Dark

  • (adj): Having skin rich in melanin pigments.
    Example: "The dark races"; "dark-skinned peoples"
    Synonyms: colored, coloured, dark-skinned
    See also — Additional definitions below

More definitions of "dark":

  • (adj): Secret.
    Example: "Keep it dark"; "the dark mysteries of Africa and the fabled wonders of the East"
  • (noun): Absence of light or illumination.
    Synonyms: darkness
  • (adj): Marked by difficulty of style or expression.
    Example: "Much that was dark is now quite clear to me"
    Synonyms: obscure
  • (adj): Brunet (used of hair or skin or eyes).
    Example: "Dark eyes"
  • (adj): Lacking enlightenment or knowledge or culture.
    Example: "The dark ages"; "a dark age in the history of education"
    Synonyms: benighted
  • (noun): The time after sunset and before sunrise while it is dark outside.
    Synonyms: night, nighttime
  • (adj): Devoid or partially devoid of light or brightness; shadowed or black or somber-colored.
    Example: "Sitting in a dark corner"; "a dark day"; "dark shadows"; "the theater is dark on Mondays"; "dark as the inside of a black cat"
  • (adj): Stemming from evil characteristics or forces; wicked or dishonorable.
    Example: "Darth Vader of the dark side"; "a dark purpose"; "dark undercurrents of ethnic hostility"
    Synonyms: black, sinister
  • (adj): (used of color) having a dark hue.
    Example: "Dark green"; "dark glasses"; "dark colors like wine red or navy blue"
  • (noun): An unenlightened state.
    Example: "He was in the dark concerning their intentions"
    Synonyms: darkness
  • (adj): Not giving performances; closed.
    Example: "The theater is dark on Mondays"

Famous quotes containing the word dark:

    Spite of all the Indian-summer sunlight on the hither side of Hawthorne’s soul, the other side—like the dark half of the physical sphere—is shrouded in a blackness, ten times black.
    Herman Melville (1819–1891)

    “You will go a long journey,
    In a strange bed take rest,”
    And a dark girl will kiss you....
    Philip Larkin (1922–1986)

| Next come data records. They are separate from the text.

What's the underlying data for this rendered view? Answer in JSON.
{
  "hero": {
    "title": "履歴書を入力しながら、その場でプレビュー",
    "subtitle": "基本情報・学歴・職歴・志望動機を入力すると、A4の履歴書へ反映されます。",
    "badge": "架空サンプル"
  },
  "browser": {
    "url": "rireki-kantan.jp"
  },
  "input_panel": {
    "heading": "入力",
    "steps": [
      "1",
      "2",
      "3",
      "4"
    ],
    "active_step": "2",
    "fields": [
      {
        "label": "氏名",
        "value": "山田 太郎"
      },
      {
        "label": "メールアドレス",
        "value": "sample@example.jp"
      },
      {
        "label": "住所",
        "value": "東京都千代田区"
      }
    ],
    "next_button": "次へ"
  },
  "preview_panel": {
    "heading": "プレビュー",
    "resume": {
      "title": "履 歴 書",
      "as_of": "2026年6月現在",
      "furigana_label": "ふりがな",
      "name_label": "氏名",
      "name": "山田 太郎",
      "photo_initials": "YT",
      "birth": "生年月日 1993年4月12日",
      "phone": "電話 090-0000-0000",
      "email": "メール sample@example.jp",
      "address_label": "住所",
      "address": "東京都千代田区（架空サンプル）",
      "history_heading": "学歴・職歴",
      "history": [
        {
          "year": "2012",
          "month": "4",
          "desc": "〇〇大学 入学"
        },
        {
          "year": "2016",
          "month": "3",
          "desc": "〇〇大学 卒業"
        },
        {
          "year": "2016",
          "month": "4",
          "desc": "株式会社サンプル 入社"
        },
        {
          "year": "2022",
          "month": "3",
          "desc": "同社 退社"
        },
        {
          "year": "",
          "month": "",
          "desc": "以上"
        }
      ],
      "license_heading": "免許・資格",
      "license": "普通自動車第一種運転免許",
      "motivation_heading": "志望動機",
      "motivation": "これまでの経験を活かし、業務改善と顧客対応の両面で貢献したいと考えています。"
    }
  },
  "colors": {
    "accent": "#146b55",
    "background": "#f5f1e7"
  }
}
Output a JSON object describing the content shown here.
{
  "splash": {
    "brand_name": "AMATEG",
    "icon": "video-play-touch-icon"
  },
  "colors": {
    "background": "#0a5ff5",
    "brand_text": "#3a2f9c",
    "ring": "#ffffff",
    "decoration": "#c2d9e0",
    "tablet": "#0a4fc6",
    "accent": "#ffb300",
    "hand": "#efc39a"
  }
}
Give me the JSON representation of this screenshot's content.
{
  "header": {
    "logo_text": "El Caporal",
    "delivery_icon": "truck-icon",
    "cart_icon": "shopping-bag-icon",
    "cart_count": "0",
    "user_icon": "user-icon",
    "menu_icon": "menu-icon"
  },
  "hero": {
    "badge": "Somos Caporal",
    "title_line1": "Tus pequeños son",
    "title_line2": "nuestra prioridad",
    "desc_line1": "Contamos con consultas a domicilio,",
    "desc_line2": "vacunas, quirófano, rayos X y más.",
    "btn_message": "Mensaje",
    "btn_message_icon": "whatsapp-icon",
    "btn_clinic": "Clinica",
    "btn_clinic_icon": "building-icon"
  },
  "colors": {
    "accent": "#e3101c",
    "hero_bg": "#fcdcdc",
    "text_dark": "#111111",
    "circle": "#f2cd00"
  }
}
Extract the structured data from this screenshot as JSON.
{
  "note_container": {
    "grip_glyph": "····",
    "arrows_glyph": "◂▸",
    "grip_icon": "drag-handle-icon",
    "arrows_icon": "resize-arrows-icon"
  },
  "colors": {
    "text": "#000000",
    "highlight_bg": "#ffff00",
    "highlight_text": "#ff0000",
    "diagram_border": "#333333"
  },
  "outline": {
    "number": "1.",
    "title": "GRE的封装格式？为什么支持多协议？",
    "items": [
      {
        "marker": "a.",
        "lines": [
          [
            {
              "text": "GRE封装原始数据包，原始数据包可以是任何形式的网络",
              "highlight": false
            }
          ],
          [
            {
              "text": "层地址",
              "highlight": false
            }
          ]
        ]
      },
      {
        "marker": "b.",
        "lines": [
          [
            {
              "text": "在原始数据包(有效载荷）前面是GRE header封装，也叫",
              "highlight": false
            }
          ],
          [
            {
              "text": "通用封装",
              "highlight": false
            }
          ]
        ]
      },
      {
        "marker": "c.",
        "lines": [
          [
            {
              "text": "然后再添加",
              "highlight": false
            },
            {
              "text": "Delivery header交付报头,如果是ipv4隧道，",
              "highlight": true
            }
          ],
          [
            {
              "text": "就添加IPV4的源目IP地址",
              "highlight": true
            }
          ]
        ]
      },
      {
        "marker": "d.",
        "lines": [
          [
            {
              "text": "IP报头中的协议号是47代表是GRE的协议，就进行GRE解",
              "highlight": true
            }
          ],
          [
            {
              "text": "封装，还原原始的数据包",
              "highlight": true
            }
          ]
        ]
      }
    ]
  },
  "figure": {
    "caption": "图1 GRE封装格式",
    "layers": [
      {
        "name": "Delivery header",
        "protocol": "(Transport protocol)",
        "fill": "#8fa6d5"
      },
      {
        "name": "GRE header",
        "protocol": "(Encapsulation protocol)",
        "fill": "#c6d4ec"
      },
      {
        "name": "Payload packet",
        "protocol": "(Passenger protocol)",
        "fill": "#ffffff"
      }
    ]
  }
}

    When Americans look out on the world, they see nothing but dark and menacing strangers who appear to have no sense of rhythm at all, nor any respect or affection for white people; and white Americans really do not know what to make of all this, except to increase the defense budget.
    James Baldwin (1924–1987)